A new study suggests that packaged foods that are labelled ‘no added sugar’ or ‘reduced in sugar’ are healthier but may not be as healthy as consumers expect. Analysis of over 3,000 food labels in a University of Toronto database showed that 21 per cent of them had claims related to sugar. These included everyday products like custards, salad dressings and juices which are commonly eaten by many Canadians.
‘Some products…actually high in free sugars’
“Overall we found that products with sugar claims are actually healthier and they’re lower in free sugars than similar without sugar claims,” says Jodi Bernstein, the study’s lead author and a dietitian.
“But we also found some examples where products with sugar claims might not meet consumers’ expectations, for instance, reductions in free sugars are not always accompanied by similar reductions in calories. And no-added sugar claims can be found on products that are actually high in free sugars. So, this is contrary to what consumers might expect.”Listen
Free sugars are sugars extracted from naturally-occurring sources like fruits and vegetables. The government does not require them to be listed as “sugar” on product labels. So, for example, manufacturers can use fruit juice to sweeten a product without having to list its free sugar on the label.
Increased risk of disease concerns dietitian
“One of the concerns that come along with free sugars is that, because they are now available to be consumed in larger quantities, there’s also increased risk of diseases like heart disease, obesity or diabetes and cavities that are associated with eating too much sugar,” says Bernstein.
“I think consumers need to try to think critically when they see a claim and to not read too much into it,” she says.
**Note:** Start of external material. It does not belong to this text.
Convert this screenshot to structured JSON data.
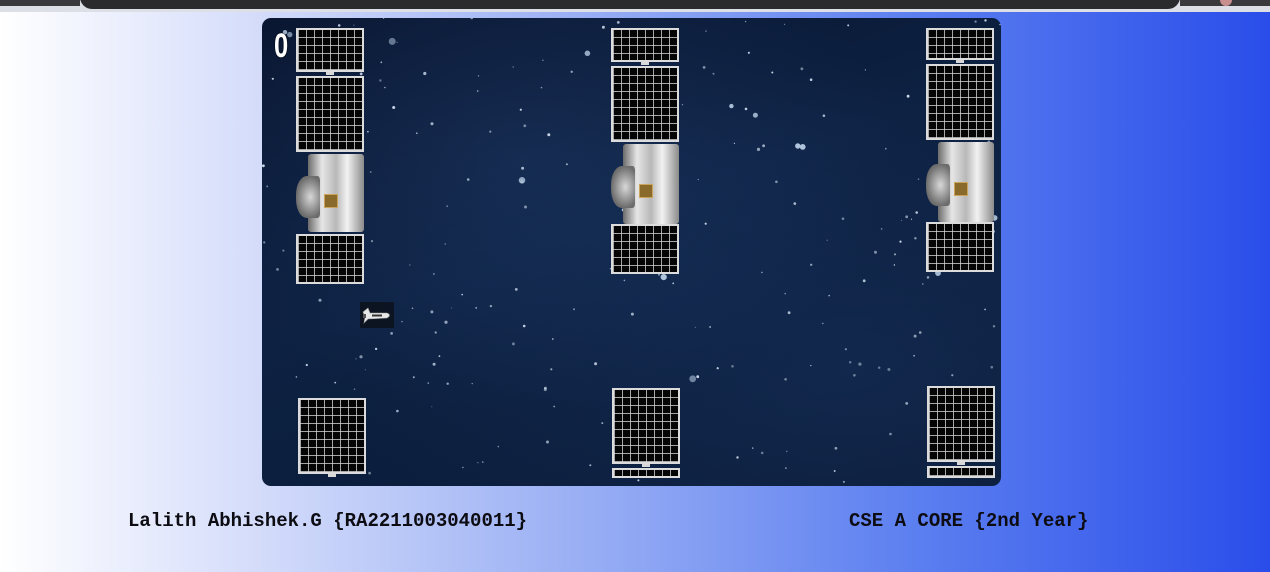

But beyond that she thinks the government should update its regulations and improve the criteria required for manufacturers to put a claim on their product.
Labels must not mislead consumers, says dietitian
“We know that consumers have a growing interest in reducing their sugar intake and the World Health Organization has recently come out with recommendations to reduce intakes to be less than 10 per cent of calories,” says Bernstein. “So, it’s very important that the information that consumers have available to them on product packages are as useful as they can be, that they’re not misleading them.”
The study by University of Toronto doctoral candidate Jodi Bernstein was published in the journal Applied Physiology, Nutrition, and Metabolism.